The amount of candy shared by the class varies inversely with the number of students in the class. If there are 120 pieces of candy, how much would each student receive in a class of 30?

Nov 2, 2017

Each student will receive 4 pieces of candy.

Explanation:

Divide the number of pieces (pc) of candy by the number of students.

$\text{120 pc candy"/"30 students"="4 pc candy"/"1 student}$

Nov 2, 2017

Each student receives $4 p c s$ of candy.

Explanation:

The amount of candy $C$ varies inversely with the number $N$ of students in the class.

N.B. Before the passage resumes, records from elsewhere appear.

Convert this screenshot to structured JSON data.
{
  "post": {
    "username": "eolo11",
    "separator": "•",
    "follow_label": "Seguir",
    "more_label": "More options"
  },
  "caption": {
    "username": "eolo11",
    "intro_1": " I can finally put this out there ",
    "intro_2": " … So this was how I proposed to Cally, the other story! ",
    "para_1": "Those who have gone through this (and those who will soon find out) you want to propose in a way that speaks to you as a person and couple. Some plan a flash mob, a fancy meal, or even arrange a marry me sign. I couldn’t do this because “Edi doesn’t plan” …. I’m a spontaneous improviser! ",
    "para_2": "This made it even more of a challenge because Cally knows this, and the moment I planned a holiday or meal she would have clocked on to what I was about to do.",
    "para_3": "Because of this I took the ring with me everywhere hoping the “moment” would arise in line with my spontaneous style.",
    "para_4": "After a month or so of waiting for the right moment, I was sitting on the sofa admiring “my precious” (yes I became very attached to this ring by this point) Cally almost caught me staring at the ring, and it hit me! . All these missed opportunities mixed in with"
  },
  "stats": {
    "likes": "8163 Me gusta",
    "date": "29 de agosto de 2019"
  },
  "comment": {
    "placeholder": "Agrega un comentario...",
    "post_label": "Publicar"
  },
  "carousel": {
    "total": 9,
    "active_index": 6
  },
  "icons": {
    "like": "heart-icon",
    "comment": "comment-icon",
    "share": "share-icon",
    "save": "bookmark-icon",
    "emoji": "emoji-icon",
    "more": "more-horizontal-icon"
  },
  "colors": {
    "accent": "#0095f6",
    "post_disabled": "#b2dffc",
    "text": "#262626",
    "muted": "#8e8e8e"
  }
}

That tells is immediately that $\frac{C}{N} = 1$.

In this case we are sharing the candy amongst students, so the multiplier is the number of pieces of candy each student receives $R$.

Then our operating equation is $\frac{C}{N} = 1 R = R$

Inserting given values: $\frac{C}{N} = R \to \frac{120 p c s}{30} = R = \left(4 p c s\right)$

So each student receives $4 p c s$ of candy.

If there were only 20 students in the next class sharing the same candy, the same formula could be used:

$\frac{C}{N} = R \to \frac{120 p c s}{20} = R = \left(6 p c s\right)$

So here, each student receives $6 p c s$ of candy.